Exercise: Please reproduce the records, omitting nothing and changing nothing.

Data extract:
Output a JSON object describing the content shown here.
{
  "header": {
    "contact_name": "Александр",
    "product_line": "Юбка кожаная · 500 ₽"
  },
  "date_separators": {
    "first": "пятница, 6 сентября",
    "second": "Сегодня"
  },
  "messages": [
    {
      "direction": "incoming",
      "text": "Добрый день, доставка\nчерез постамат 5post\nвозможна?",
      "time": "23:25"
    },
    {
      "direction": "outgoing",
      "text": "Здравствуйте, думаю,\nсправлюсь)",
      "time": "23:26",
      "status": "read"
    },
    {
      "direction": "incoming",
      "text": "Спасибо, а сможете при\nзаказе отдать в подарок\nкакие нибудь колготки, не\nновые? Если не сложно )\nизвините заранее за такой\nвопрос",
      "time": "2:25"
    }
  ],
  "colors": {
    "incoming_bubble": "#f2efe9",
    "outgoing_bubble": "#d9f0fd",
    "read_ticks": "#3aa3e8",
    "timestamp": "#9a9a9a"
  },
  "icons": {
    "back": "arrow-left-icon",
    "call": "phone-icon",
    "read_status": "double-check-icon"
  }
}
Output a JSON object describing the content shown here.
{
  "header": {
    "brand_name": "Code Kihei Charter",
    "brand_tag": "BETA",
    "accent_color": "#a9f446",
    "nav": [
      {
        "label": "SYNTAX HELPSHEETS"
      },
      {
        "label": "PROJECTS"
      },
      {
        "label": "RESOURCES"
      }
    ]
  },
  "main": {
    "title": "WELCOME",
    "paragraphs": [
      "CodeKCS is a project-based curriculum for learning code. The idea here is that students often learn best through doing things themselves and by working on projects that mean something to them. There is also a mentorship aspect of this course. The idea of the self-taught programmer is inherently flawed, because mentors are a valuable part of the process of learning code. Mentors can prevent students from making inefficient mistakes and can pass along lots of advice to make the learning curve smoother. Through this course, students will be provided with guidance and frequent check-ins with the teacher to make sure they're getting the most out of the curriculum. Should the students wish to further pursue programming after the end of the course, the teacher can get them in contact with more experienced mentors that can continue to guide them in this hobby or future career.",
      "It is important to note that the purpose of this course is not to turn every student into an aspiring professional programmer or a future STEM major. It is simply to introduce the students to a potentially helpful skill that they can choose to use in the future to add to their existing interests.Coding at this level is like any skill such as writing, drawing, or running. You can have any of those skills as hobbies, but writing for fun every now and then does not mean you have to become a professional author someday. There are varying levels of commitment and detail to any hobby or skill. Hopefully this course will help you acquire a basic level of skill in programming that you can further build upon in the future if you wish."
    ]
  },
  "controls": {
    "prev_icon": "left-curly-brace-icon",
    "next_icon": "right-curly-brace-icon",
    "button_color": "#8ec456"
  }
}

Exercise answer:
Output a JSON object describing the content shown here.
{
  "header": {
    "contact_name": "Александр",
    "product_line": "Юбка кожаная · 500 ₽"
  },
  "date_separators": {
    "first": "пятница, 6 сентября",
    "second": "Сегодня"
  },
  "messages": [
    {
      "direction": "incoming",
      "text": "Добрый день, доставка\nчерез постамат 5post\nвозможна?",
      "time": "23:25"
    },
    {
      "direction": "outgoing",
      "text": "Здравствуйте, думаю,\nсправлюсь)",
      "time": "23:26",
      "status": "read"
    },
    {
      "direction": "incoming",
      "text": "Спасибо, а сможете при\nзаказе отдать в подарок\nкакие нибудь колготки, не\nновые? Если не сложно )\nизвините заранее за такой\nвопрос",
      "time": "2:25"
    }
  ],
  "colors": {
    "incoming_bubble": "#f2efe9",
    "outgoing_bubble": "#d9f0fd",
    "read_ticks": "#3aa3e8",
    "timestamp": "#9a9a9a"
  },
  "icons": {
    "back": "arrow-left-icon",
    "call": "phone-icon",
    "read_status": "double-check-icon"
  }
}
Output a JSON object describing the content shown here.
{
  "header": {
    "brand_name": "Code Kihei Charter",
    "brand_tag": "BETA",
    "accent_color": "#a9f446",
    "nav": [
      {
        "label": "SYNTAX HELPSHEETS"
      },
      {
        "label": "PROJECTS"
      },
      {
        "label": "RESOURCES"
      }
    ]
  },
  "main": {
    "title": "WELCOME",
    "paragraphs": [
      "CodeKCS is a project-based curriculum for learning code. The idea here is that students often learn best through doing things themselves and by working on projects that mean something to them. There is also a mentorship aspect of this course. The idea of the self-taught programmer is inherently flawed, because mentors are a valuable part of the process of learning code. Mentors can prevent students from making inefficient mistakes and can pass along lots of advice to make the learning curve smoother. Through this course, students will be provided with guidance and frequent check-ins with the teacher to make sure they're getting the most out of the curriculum. Should the students wish to further pursue programming after the end of the course, the teacher can get them in contact with more experienced mentors that can continue to guide them in this hobby or future career.",
      "It is important to note that the purpose of this course is not to turn every student into an aspiring professional programmer or a future STEM major. It is simply to introduce the students to a potentially helpful skill that they can choose to use in the future to add to their existing interests.Coding at this level is like any skill such as writing, drawing, or running. You can have any of those skills as hobbies, but writing for fun every now and then does not mean you have to become a professional author someday. There are varying levels of commitment and detail to any hobby or skill. Hopefully this course will help you acquire a basic level of skill in programming that you can further build upon in the future if you wish."
    ]
  },
  "controls": {
    "prev_icon": "left-curly-brace-icon",
    "next_icon": "right-curly-brace-icon",
    "button_color": "#8ec456"
  }
}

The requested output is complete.